So our job, it turns out, is very clear. We, as the global health community policy experts, our first job is to become experts in how to monitor the strengths and vulnerabilities of health systems in threatened situations. And that's when we see doctors fleeing, when we see health resources drying up, when we see institutions crumbling—that's the emergency. That's when we need to sound the alarm and wave our arms. Okay? Not now. Everyone can see that's an emergency, they don't need us to tell them that.
Number two: places like where I work at Harvard need to take their cue from the World Bank experience in Afghanistan, and we need to—and we will—build robust platforms to support health sector leaders like these. These people risk their lives. I think we can match their courage with some support.

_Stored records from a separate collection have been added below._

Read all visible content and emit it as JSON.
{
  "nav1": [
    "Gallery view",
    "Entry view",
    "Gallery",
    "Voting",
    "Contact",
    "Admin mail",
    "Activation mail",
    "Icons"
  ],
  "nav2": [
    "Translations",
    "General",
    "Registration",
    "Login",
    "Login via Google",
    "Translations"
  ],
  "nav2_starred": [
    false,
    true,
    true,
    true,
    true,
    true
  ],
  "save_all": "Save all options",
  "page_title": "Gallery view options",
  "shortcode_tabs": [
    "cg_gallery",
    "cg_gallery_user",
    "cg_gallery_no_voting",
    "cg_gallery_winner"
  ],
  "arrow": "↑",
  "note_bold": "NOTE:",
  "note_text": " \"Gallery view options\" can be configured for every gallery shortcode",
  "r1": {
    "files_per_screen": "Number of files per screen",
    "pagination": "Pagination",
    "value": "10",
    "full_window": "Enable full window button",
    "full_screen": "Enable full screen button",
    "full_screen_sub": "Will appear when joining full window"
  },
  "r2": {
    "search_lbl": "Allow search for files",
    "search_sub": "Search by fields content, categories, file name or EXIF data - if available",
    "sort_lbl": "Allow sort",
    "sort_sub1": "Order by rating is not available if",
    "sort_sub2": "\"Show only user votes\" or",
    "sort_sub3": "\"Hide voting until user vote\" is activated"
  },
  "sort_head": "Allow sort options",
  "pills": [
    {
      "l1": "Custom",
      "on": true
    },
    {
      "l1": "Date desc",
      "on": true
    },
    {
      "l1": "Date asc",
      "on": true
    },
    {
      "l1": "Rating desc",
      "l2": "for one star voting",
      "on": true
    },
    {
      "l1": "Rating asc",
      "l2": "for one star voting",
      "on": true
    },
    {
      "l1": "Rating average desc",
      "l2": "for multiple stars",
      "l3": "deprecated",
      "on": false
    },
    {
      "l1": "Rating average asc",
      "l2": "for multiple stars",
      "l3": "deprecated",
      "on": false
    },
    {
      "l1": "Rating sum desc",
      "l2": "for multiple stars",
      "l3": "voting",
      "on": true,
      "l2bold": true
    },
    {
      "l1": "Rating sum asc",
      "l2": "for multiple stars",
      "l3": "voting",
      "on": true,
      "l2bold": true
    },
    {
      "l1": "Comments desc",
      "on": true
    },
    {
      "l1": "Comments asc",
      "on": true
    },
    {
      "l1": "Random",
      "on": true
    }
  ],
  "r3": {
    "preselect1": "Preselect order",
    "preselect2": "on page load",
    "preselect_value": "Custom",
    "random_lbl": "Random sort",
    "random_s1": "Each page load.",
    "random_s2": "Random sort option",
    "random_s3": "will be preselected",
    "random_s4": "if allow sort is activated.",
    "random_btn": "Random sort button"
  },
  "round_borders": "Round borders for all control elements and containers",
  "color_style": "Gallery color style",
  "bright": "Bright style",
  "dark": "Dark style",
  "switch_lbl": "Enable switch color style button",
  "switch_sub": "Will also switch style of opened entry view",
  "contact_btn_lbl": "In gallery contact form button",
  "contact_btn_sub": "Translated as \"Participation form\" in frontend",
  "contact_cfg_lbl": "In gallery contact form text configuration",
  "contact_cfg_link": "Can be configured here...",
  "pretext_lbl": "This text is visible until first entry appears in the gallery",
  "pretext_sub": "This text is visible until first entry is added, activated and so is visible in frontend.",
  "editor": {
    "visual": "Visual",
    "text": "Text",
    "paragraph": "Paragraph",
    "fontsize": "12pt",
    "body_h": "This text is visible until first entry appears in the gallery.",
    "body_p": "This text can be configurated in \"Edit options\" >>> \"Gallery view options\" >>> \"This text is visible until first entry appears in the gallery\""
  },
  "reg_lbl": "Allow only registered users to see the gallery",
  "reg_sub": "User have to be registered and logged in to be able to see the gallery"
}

Number three: we need to reach out and make new partnerships. At our global health center, we have launched a new initiative with NATO and other security policy makers to explore with them what they can do to protect health system institutions during deployments. We want them to see that protecting health systems and other critical social institutions is an integral part of their mission. It's not just about avoiding collateral damage; it's about winning the peace.

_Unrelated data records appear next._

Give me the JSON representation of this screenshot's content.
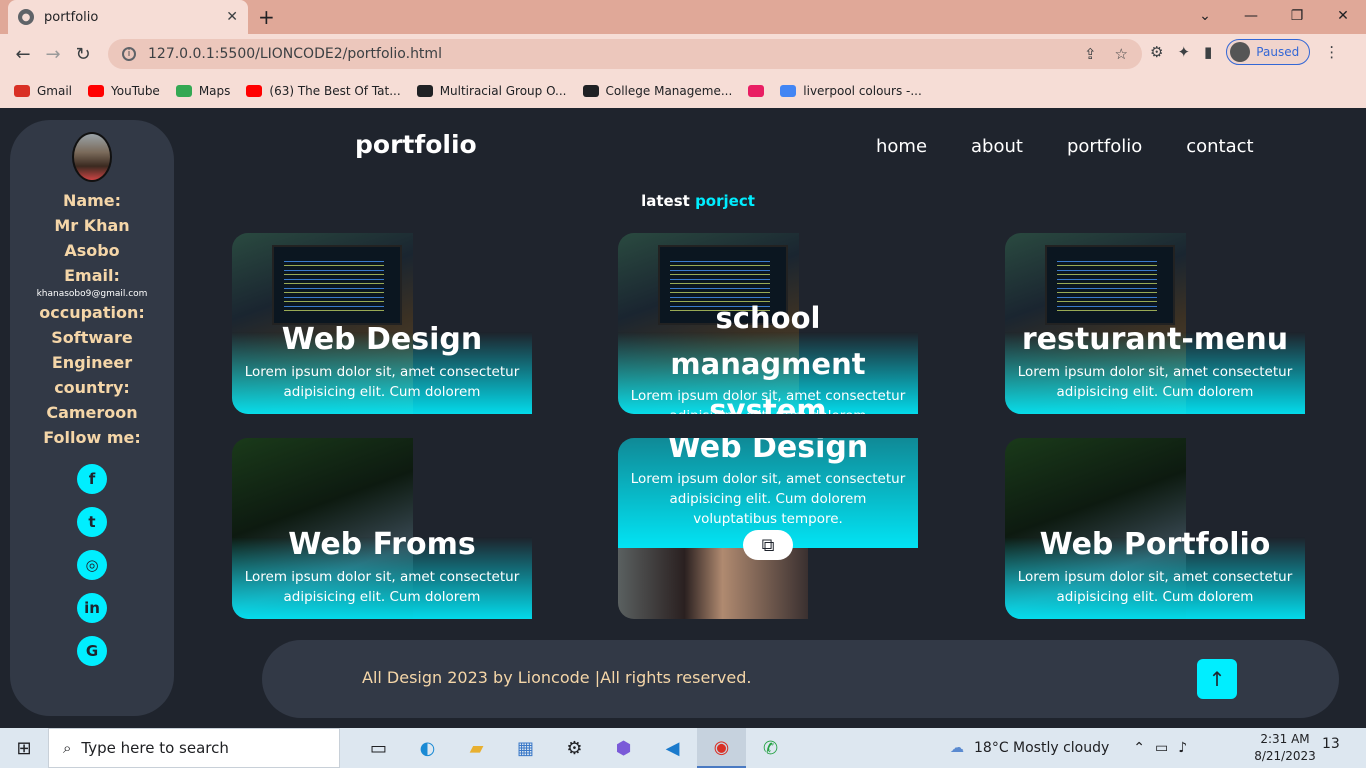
{
  "browser": {
    "tab_title": "portfolio",
    "tab_close": "✕",
    "new_tab": "+",
    "url": "127.0.0.1:5500/LIONCODE2/portfolio.html",
    "profile_status": "Paused",
    "window_controls": [
      "⌄",
      "—",
      "❐",
      "✕"
    ],
    "bookmarks": [
      {
        "label": "Gmail",
        "color": "#d93025"
      },
      {
        "label": "YouTube",
        "color": "#ff0000"
      },
      {
        "label": "Maps",
        "color": "#34a853"
      },
      {
        "label": "(63) The Best Of Tat...",
        "color": "#ff0000"
      },
      {
        "label": "Multiracial Group O...",
        "color": "#202124"
      },
      {
        "label": "College Manageme...",
        "color": "#202124"
      },
      {
        "label": "",
        "color": "#e91e63"
      },
      {
        "label": "liverpool colours -...",
        "color": "#4285f4"
      }
    ]
  },
  "profile": {
    "name_label": "Name:",
    "name": "Mr Khan Asobo",
    "email_label": "Email:",
    "email": "khanasobo9@gmail.com",
    "occupation_label": "occupation:",
    "occupation": "Software Engineer",
    "country_label": "country:",
    "country": "Cameroon",
    "follow_label": "Follow me:",
    "socials": [
      {
        "icon": "facebook-icon",
        "glyph": "f"
      },
      {
        "icon": "twitter-icon",
        "glyph": "t"
      },
      {
        "icon": "instagram-icon",
        "glyph": "◎"
      },
      {
        "icon": "linkedin-icon",
        "glyph": "in"
      },
      {
        "icon": "google-icon",
        "glyph": "G"
      }
    ]
  },
  "header": {
    "logo": "portfolio",
    "nav": [
      "home",
      "about",
      "portfolio",
      "contact"
    ]
  },
  "section": {
    "title_main": "latest",
    "title_accent": "porject"
  },
  "projects": [
    {
      "title": "Web Design",
      "desc": "Lorem ipsum dolor sit, amet consectetur adipisicing elit. Cum dolorem voluptatibus tempore."
    },
    {
      "title": "school managment system",
      "desc": "Lorem ipsum dolor sit, amet consectetur adipisicing elit. Cum dolorem voluptatibus tempore."
    },
    {
      "title": "resturant-menu",
      "desc": "Lorem ipsum dolor sit, amet consectetur adipisicing elit. Cum dolorem voluptatibus tempore."
    },
    {
      "title": "Web Froms",
      "desc": "Lorem ipsum dolor sit, amet consectetur adipisicing elit. Cum dolorem voluptatibus tempore."
    },
    {
      "title": "Web Design",
      "desc": "Lorem ipsum dolor sit, amet consectetur adipisicing elit. Cum dolorem voluptatibus tempore."
    },
    {
      "title": "Web Portfolio",
      "desc": "Lorem ipsum dolor sit, amet consectetur adipisicing elit. Cum dolorem voluptatibus tempore."
    }
  ],
  "footer": {
    "text": "All Design 2023 by Lioncode |All rights reserved.",
    "up_glyph": "↑"
  },
  "taskbar": {
    "search_placeholder": "Type here to search",
    "weather": "18°C  Mostly cloudy",
    "time": "2:31 AM",
    "date": "8/21/2023",
    "notifications": "13"
  },
  "colors": {
    "accent": "#00eeff",
    "bg": "#1f242d",
    "panel": "#323946",
    "label": "#f5d6a8"
  }
}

But the most important partner we need to engage is you, the American public, and indeed, the world public. Because unless you understand the value of social institutions, like health systems in these fragile settings, you won't support efforts to save them. You won't click on that article that talks about "Hey, all those doctors are on the run in country X. I wonder what that means. I wonder what that means for that health system's ability to, let's say, detect influenza." "Hmm, it's probably not good." That's what I'd tell you.
Up on the screen, I've put up my three favorite American institution defenders and builders. Over here is George C. Marshall, he was the guy that proposed the Marshall Plan to save all of Europe's economic institutions after World War II. And this Eleanor Roosevelt. Her work on human rights really serves as the foundation for all of our international human rights organizations. Then my big favorite is Ben Franklin, who did many things in terms of creating institutions, but was the midwife of our constitution.
And I would say to you that these are folks who, when our country was threatened, or our world was threatened, they didn't retreat. They didn't talk about building walls. They talked about building institutions to protect human security, for their generation and also for ours. And I think our generation should do the same.